WHAT THIS TASK INVOLVES :: What is needed is a faithful copy of all the records.

SUPPLIED RECORDS ::
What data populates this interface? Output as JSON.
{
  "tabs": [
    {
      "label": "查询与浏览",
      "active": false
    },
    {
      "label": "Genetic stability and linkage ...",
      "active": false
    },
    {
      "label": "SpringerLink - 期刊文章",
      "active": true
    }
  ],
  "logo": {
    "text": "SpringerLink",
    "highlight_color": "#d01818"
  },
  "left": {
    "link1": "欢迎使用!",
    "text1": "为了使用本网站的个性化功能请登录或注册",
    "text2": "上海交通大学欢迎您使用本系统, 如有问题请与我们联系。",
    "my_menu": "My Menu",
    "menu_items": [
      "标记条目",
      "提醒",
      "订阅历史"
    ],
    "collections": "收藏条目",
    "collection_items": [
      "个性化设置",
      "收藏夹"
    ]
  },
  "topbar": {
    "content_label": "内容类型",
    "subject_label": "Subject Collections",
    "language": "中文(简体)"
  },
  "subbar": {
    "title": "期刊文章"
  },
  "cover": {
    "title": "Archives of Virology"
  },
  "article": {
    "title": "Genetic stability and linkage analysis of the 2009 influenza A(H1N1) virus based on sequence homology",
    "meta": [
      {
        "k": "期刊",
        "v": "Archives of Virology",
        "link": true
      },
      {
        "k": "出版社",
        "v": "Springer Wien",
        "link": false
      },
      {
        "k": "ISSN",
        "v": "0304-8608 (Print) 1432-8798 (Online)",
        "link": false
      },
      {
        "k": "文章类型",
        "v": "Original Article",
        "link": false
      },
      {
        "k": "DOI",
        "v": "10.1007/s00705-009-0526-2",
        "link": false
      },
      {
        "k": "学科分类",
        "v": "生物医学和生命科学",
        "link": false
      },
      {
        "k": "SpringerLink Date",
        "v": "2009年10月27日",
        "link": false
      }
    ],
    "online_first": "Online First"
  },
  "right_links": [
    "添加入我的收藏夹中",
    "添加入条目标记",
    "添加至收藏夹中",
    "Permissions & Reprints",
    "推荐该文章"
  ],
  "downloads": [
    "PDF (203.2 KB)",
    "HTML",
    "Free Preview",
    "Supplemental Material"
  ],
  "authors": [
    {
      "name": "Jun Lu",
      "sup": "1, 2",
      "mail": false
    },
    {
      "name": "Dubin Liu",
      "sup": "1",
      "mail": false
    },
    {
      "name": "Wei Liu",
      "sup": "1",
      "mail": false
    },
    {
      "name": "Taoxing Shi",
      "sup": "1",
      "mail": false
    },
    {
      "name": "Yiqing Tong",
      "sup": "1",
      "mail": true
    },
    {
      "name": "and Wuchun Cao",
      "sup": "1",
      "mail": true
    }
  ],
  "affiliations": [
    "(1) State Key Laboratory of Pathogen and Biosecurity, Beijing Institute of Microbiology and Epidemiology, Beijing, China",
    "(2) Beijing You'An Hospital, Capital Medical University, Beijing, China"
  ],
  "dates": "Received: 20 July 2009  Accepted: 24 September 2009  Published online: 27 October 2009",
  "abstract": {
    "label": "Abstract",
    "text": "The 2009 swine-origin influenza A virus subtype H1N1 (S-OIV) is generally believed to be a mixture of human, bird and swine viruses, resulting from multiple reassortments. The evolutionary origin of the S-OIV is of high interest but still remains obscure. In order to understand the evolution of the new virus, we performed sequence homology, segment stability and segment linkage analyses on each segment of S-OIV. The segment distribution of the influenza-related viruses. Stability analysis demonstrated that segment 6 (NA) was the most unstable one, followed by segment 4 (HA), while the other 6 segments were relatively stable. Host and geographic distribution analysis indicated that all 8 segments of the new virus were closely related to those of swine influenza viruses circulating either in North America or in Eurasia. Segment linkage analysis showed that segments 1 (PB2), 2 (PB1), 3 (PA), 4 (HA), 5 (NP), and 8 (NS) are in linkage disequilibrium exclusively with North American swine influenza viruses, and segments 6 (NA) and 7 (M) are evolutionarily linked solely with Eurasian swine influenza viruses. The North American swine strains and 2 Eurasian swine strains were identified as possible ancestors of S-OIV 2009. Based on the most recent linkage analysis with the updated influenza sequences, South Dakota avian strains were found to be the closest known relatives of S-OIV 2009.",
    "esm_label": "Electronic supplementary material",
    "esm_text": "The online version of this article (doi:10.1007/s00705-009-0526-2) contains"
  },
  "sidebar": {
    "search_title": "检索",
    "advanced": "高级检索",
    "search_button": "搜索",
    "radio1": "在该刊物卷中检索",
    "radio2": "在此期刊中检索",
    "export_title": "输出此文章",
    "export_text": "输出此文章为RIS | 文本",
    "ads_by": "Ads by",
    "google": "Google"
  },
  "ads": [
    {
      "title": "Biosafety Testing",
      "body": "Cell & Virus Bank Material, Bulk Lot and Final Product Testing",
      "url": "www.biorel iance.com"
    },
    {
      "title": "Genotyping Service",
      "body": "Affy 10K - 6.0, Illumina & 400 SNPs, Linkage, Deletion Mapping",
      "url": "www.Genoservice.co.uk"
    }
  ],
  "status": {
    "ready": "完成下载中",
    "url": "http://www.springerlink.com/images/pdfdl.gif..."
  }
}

WRITTEN REPLY ::
What data populates this interface? Output as JSON.
{
  "tabs": [
    {
      "label": "查询与浏览",
      "active": false
    },
    {
      "label": "Genetic stability and linkage ...",
      "active": false
    },
    {
      "label": "SpringerLink - 期刊文章",
      "active": true
    }
  ],
  "logo": {
    "text": "SpringerLink",
    "highlight_color": "#d01818"
  },
  "left": {
    "link1": "欢迎使用!",
    "text1": "为了使用本网站的个性化功能请登录或注册",
    "text2": "上海交通大学欢迎您使用本系统, 如有问题请与我们联系。",
    "my_menu": "My Menu",
    "menu_items": [
      "标记条目",
      "提醒",
      "订阅历史"
    ],
    "collections": "收藏条目",
    "collection_items": [
      "个性化设置",
      "收藏夹"
    ]
  },
  "topbar": {
    "content_label": "内容类型",
    "subject_label": "Subject Collections",
    "language": "中文(简体)"
  },
  "subbar": {
    "title": "期刊文章"
  },
  "cover": {
    "title": "Archives of Virology"
  },
  "article": {
    "title": "Genetic stability and linkage analysis of the 2009 influenza A(H1N1) virus based on sequence homology",
    "meta": [
      {
        "k": "期刊",
        "v": "Archives of Virology",
        "link": true
      },
      {
        "k": "出版社",
        "v": "Springer Wien",
        "link": false
      },
      {
        "k": "ISSN",
        "v": "0304-8608 (Print) 1432-8798 (Online)",
        "link": false
      },
      {
        "k": "文章类型",
        "v": "Original Article",
        "link": false
      },
      {
        "k": "DOI",
        "v": "10.1007/s00705-009-0526-2",
        "link": false
      },
      {
        "k": "学科分类",
        "v": "生物医学和生命科学",
        "link": false
      },
      {
        "k": "SpringerLink Date",
        "v": "2009年10月27日",
        "link": false
      }
    ],
    "online_first": "Online First"
  },
  "right_links": [
    "添加入我的收藏夹中",
    "添加入条目标记",
    "添加至收藏夹中",
    "Permissions & Reprints",
    "推荐该文章"
  ],
  "downloads": [
    "PDF (203.2 KB)",
    "HTML",
    "Free Preview",
    "Supplemental Material"
  ],
  "authors": [
    {
      "name": "Jun Lu",
      "sup": "1, 2",
      "mail": false
    },
    {
      "name": "Dubin Liu",
      "sup": "1",
      "mail": false
    },
    {
      "name": "Wei Liu",
      "sup": "1",
      "mail": false
    },
    {
      "name": "Taoxing Shi",
      "sup": "1",
      "mail": false
    },
    {
      "name": "Yiqing Tong",
      "sup": "1",
      "mail": true
    },
    {
      "name": "and Wuchun Cao",
      "sup": "1",
      "mail": true
    }
  ],
  "affiliations": [
    "(1) State Key Laboratory of Pathogen and Biosecurity, Beijing Institute of Microbiology and Epidemiology, Beijing, China",
    "(2) Beijing You'An Hospital, Capital Medical University, Beijing, China"
  ],
  "dates": "Received: 20 July 2009  Accepted: 24 September 2009  Published online: 27 October 2009",
  "abstract": {
    "label": "Abstract",
    "text": "The 2009 swine-origin influenza A virus subtype H1N1 (S-OIV) is generally believed to be a mixture of human, bird and swine viruses, resulting from multiple reassortments. The evolutionary origin of the S-OIV is of high interest but still remains obscure. In order to understand the evolution of the new virus, we performed sequence homology, segment stability and segment linkage analyses on each segment of S-OIV. The segment distribution of the influenza-related viruses. Stability analysis demonstrated that segment 6 (NA) was the most unstable one, followed by segment 4 (HA), while the other 6 segments were relatively stable. Host and geographic distribution analysis indicated that all 8 segments of the new virus were closely related to those of swine influenza viruses circulating either in North America or in Eurasia. Segment linkage analysis showed that segments 1 (PB2), 2 (PB1), 3 (PA), 4 (HA), 5 (NP), and 8 (NS) are in linkage disequilibrium exclusively with North American swine influenza viruses, and segments 6 (NA) and 7 (M) are evolutionarily linked solely with Eurasian swine influenza viruses. The North American swine strains and 2 Eurasian swine strains were identified as possible ancestors of S-OIV 2009. Based on the most recent linkage analysis with the updated influenza sequences, South Dakota avian strains were found to be the closest known relatives of S-OIV 2009.",
    "esm_label": "Electronic supplementary material",
    "esm_text": "The online version of this article (doi:10.1007/s00705-009-0526-2) contains"
  },
  "sidebar": {
    "search_title": "检索",
    "advanced": "高级检索",
    "search_button": "搜索",
    "radio1": "在该刊物卷中检索",
    "radio2": "在此期刊中检索",
    "export_title": "输出此文章",
    "export_text": "输出此文章为RIS | 文本",
    "ads_by": "Ads by",
    "google": "Google"
  },
  "ads": [
    {
      "title": "Biosafety Testing",
      "body": "Cell & Virus Bank Material, Bulk Lot and Final Product Testing",
      "url": "www.biorel iance.com"
    },
    {
      "title": "Genotyping Service",
      "body": "Affy 10K - 6.0, Illumina & 400 SNPs, Linkage, Deletion Mapping",
      "url": "www.Genoservice.co.uk"
    }
  ],
  "status": {
    "ready": "完成下载中",
    "url": "http://www.springerlink.com/images/pdfdl.gif..."
  }
}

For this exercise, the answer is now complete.